[Excerpts from an interface dataset]
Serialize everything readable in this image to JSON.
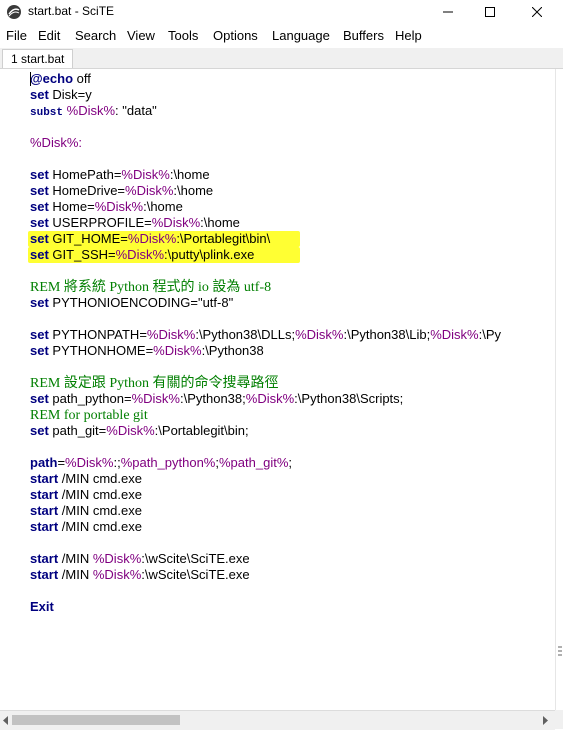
{
  "window": {
    "title": "start.bat - SciTE",
    "minimize_glyph": "minimize-icon",
    "maximize_glyph": "maximize-icon",
    "close_glyph": "close-icon"
  },
  "menu": {
    "items": [
      "File",
      "Edit",
      "Search",
      "View",
      "Tools",
      "Options",
      "Language",
      "Buffers",
      "Help"
    ]
  },
  "tabs": [
    {
      "label": "1 start.bat"
    }
  ],
  "editor": {
    "highlight_color": "#ffff33",
    "keyword_color": "#00007f",
    "variable_color": "#800080",
    "comment_color": "#007f00",
    "lines": [
      {
        "segments": [
          {
            "c": "kw",
            "t": "@echo"
          },
          {
            "c": "",
            "t": " off"
          }
        ]
      },
      {
        "segments": [
          {
            "c": "kw",
            "t": "set"
          },
          {
            "c": "",
            "t": " Disk=y"
          }
        ]
      },
      {
        "segments": [
          {
            "c": "mono-kw",
            "t": "subst"
          },
          {
            "c": "",
            "t": " "
          },
          {
            "c": "var",
            "t": "%Disk%"
          },
          {
            "c": "",
            "t": ": \"data\""
          }
        ]
      },
      {
        "segments": []
      },
      {
        "segments": [
          {
            "c": "var",
            "t": "%Disk%:"
          }
        ]
      },
      {
        "segments": []
      },
      {
        "segments": [
          {
            "c": "kw",
            "t": "set"
          },
          {
            "c": "",
            "t": " HomePath="
          },
          {
            "c": "var",
            "t": "%Disk%"
          },
          {
            "c": "",
            "t": ":\\home"
          }
        ]
      },
      {
        "segments": [
          {
            "c": "kw",
            "t": "set"
          },
          {
            "c": "",
            "t": " HomeDrive="
          },
          {
            "c": "var",
            "t": "%Disk%"
          },
          {
            "c": "",
            "t": ":\\home"
          }
        ]
      },
      {
        "segments": [
          {
            "c": "kw",
            "t": "set"
          },
          {
            "c": "",
            "t": " Home="
          },
          {
            "c": "var",
            "t": "%Disk%"
          },
          {
            "c": "",
            "t": ":\\home"
          }
        ]
      },
      {
        "segments": [
          {
            "c": "kw",
            "t": "set"
          },
          {
            "c": "",
            "t": " USERPROFILE="
          },
          {
            "c": "var",
            "t": "%Disk%"
          },
          {
            "c": "",
            "t": ":\\home"
          }
        ]
      },
      {
        "highlight": true,
        "segments": [
          {
            "c": "kw",
            "t": "set"
          },
          {
            "c": "",
            "t": " GIT_HOME="
          },
          {
            "c": "var",
            "t": "%Disk%"
          },
          {
            "c": "",
            "t": ":\\Portablegit\\bin\\"
          }
        ]
      },
      {
        "highlight": true,
        "segments": [
          {
            "c": "kw",
            "t": "set"
          },
          {
            "c": "",
            "t": " GIT_SSH="
          },
          {
            "c": "var",
            "t": "%Disk%"
          },
          {
            "c": "",
            "t": ":\\putty\\plink.exe"
          }
        ]
      },
      {
        "segments": []
      },
      {
        "segments": [
          {
            "c": "rem",
            "t": "REM 將系統 Python 程式的 io 設為 utf-8"
          }
        ]
      },
      {
        "segments": [
          {
            "c": "kw",
            "t": "set"
          },
          {
            "c": "",
            "t": " PYTHONIOENCODING=\"utf-8\""
          }
        ]
      },
      {
        "segments": []
      },
      {
        "segments": [
          {
            "c": "kw",
            "t": "set"
          },
          {
            "c": "",
            "t": " PYTHONPATH="
          },
          {
            "c": "var",
            "t": "%Disk%"
          },
          {
            "c": "",
            "t": ":\\Python38\\DLLs;"
          },
          {
            "c": "var",
            "t": "%Disk%"
          },
          {
            "c": "",
            "t": ":\\Python38\\Lib;"
          },
          {
            "c": "var",
            "t": "%Disk%"
          },
          {
            "c": "",
            "t": ":\\Py"
          }
        ]
      },
      {
        "segments": [
          {
            "c": "kw",
            "t": "set"
          },
          {
            "c": "",
            "t": " PYTHONHOME="
          },
          {
            "c": "var",
            "t": "%Disk%"
          },
          {
            "c": "",
            "t": ":\\Python38"
          }
        ]
      },
      {
        "segments": []
      },
      {
        "segments": [
          {
            "c": "rem",
            "t": "REM 設定跟 Python 有關的命令搜尋路徑"
          }
        ]
      },
      {
        "segments": [
          {
            "c": "kw",
            "t": "set"
          },
          {
            "c": "",
            "t": " path_python="
          },
          {
            "c": "var",
            "t": "%Disk%"
          },
          {
            "c": "",
            "t": ":\\Python38;"
          },
          {
            "c": "var",
            "t": "%Disk%"
          },
          {
            "c": "",
            "t": ":\\Python38\\Scripts;"
          }
        ]
      },
      {
        "segments": [
          {
            "c": "rem",
            "t": "REM for portable git"
          }
        ]
      },
      {
        "segments": [
          {
            "c": "kw",
            "t": "set"
          },
          {
            "c": "",
            "t": " path_git="
          },
          {
            "c": "var",
            "t": "%Disk%"
          },
          {
            "c": "",
            "t": ":\\Portablegit\\bin;"
          }
        ]
      },
      {
        "segments": []
      },
      {
        "segments": [
          {
            "c": "kw",
            "t": "path"
          },
          {
            "c": "",
            "t": "="
          },
          {
            "c": "var",
            "t": "%Disk%"
          },
          {
            "c": "",
            "t": ":;"
          },
          {
            "c": "var",
            "t": "%path_python%"
          },
          {
            "c": "",
            "t": ";"
          },
          {
            "c": "var",
            "t": "%path_git%"
          },
          {
            "c": "",
            "t": ";"
          }
        ]
      },
      {
        "segments": [
          {
            "c": "kw",
            "t": "start"
          },
          {
            "c": "",
            "t": " /MIN cmd.exe"
          }
        ]
      },
      {
        "segments": [
          {
            "c": "kw",
            "t": "start"
          },
          {
            "c": "",
            "t": " /MIN cmd.exe"
          }
        ]
      },
      {
        "segments": [
          {
            "c": "kw",
            "t": "start"
          },
          {
            "c": "",
            "t": " /MIN cmd.exe"
          }
        ]
      },
      {
        "segments": [
          {
            "c": "kw",
            "t": "start"
          },
          {
            "c": "",
            "t": " /MIN cmd.exe"
          }
        ]
      },
      {
        "segments": []
      },
      {
        "segments": [
          {
            "c": "kw",
            "t": "start"
          },
          {
            "c": "",
            "t": " /MIN "
          },
          {
            "c": "var",
            "t": "%Disk%"
          },
          {
            "c": "",
            "t": ":\\wScite\\SciTE.exe"
          }
        ]
      },
      {
        "segments": [
          {
            "c": "kw",
            "t": "start"
          },
          {
            "c": "",
            "t": " /MIN "
          },
          {
            "c": "var",
            "t": "%Disk%"
          },
          {
            "c": "",
            "t": ":\\wScite\\SciTE.exe"
          }
        ]
      },
      {
        "segments": []
      },
      {
        "segments": [
          {
            "c": "kw",
            "t": "Exit"
          }
        ]
      }
    ]
  }
}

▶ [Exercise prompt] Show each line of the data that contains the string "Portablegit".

▶ [Exercise result]
            "t": ":\\Portablegit\\bin\\"
            "t": ":\\Portablegit\\bin;"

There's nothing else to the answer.